Florida Medicaid has spent at least $30.6 million in the past year on costly drug treatments for Hepatitis C, according to records from the Agency for Health Care Administration.
Most of the spending was for Sovaldi, an antiviral approved by the Food and Drug Administration in December 2013. It was fast-tracked after clinical trials showed it had a high cure rate for patients in advanced stages of liver disease who were infected with the most common strain of the Hepatitis C virus.
According to information provided by AHCA, Florida Medicaid approved $26.4 million in Sovaldi treatment for 333 fee-for-service patients between the time Sovaldi was approved and October 27.
But AHCA also paid $4.2 million to six HMOS and other managed-care plans in May and June, when most traditional Medicaid patients were moved to private plans as part of the Managed Medical Assistance (MMA) reform. These "kick payments" cover necessary medical expenses that could not have been foreseen at the time the contract was signed.
Sixty patients were treated under the kick payments, AHCA spokeswoman Shelisha Coleman said, but some of them may have been included in the 333 who were treated under the old fee-for-service system.
The payments for July and subsequent months are not yet reported, Coleman said.
Sovaldi made news not only as a breakthrough for a disease that can be fatal or require a transplant, but also for its retail price: $1,000 a pill. Most patients require a 12-week course, which costs $84,000, and some need it for 12 or 16 weeks.
However, Sovaldi now is giving ground to Harvoni, which combines the main ingredient of Sovaldi with another anti-hepatitis drug. The FDA approved Harvoni last month.
The manufacturer of both Hepatitis C pills, Gilead Sciences, says Harvoni is better for patients because it can be taken in a single pill each day. Sovaldi pills had to be combined with intravenous infusion of interferon or ribavirin, both of which caused side effects.

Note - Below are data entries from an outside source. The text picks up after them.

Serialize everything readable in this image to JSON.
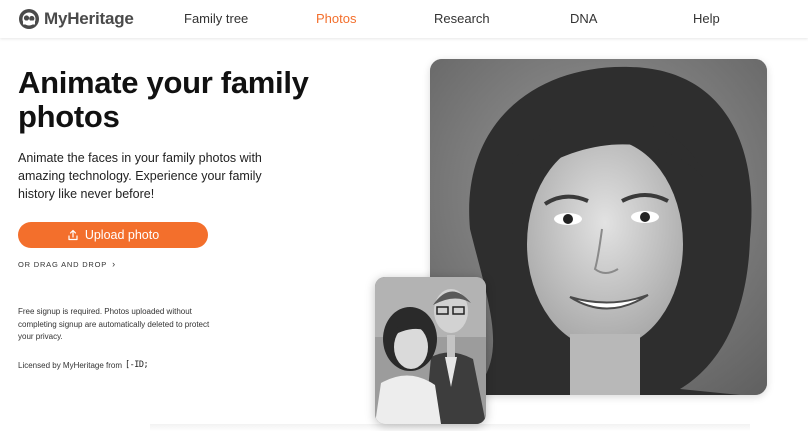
{
  "brand": {
    "name": "MyHeritage"
  },
  "nav": {
    "items": [
      {
        "label": "Family tree",
        "active": false
      },
      {
        "label": "Photos",
        "active": true
      },
      {
        "label": "Research",
        "active": false
      },
      {
        "label": "DNA",
        "active": false
      },
      {
        "label": "Help",
        "active": false
      }
    ]
  },
  "hero": {
    "title": "Animate your family photos",
    "subtitle": "Animate the faces in your family photos with amazing technology. Experience your family history like never before!",
    "upload_label": "Upload photo",
    "drag_drop_label": "OR DRAG AND DROP",
    "fineprint": "Free signup is required. Photos uploaded without completing signup are automatically deleted to protect your privacy.",
    "license_text": "Licensed by MyHeritage from",
    "license_partner": "D-ID"
  },
  "colors": {
    "accent": "#f36f2c",
    "text": "#111111"
  }
}
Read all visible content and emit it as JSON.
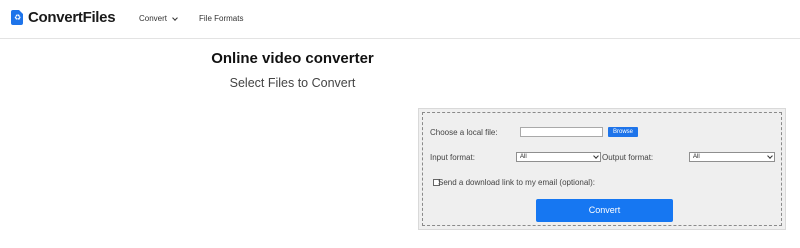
{
  "header": {
    "brand": "ConvertFiles",
    "nav": {
      "convert_label": "Convert",
      "file_formats_label": "File Formats"
    }
  },
  "main": {
    "title": "Online video converter",
    "subtitle": "Select Files to Convert"
  },
  "form": {
    "choose_file_label": "Choose a local file:",
    "browse_label": "Browse",
    "input_format_label": "Input format:",
    "input_format_value": "All",
    "output_format_label": "Output format:",
    "output_format_value": "All",
    "email_option_label": "Send a download link to my email (optional):",
    "convert_label": "Convert"
  },
  "colors": {
    "accent": "#1e74ea"
  }
}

Harvoni's retail price for a 12-week course, $94,500, is higher than the cost for Solvadi. But Gilead says the cost of its two blockbusters is comparable since nearly half of patients require less than 12 weeks of treatment.
Seven months ago, an advisory committee of doctors and pharmacists told AHCA it should cover Sovaldi and a related drug, Olysio, for certain patients, those with advanced disease who might otherwise need a liver transplant, and who were infected with the most common strain, genotype 1.
The rules for use are posted on AHCA's web site. The advisory committee has not yet considered Harvoni.
The agency has enough money to cover the payments this fiscal year, Coleman said, because the 2014 budget estimators anticipated and factored in the extra expense for specialty drugs.
And complicating this question of cost is that not everyone pays retail. State Medicaid programs get a discount under federal law, and private managed-care plans usually can negotiate discounts.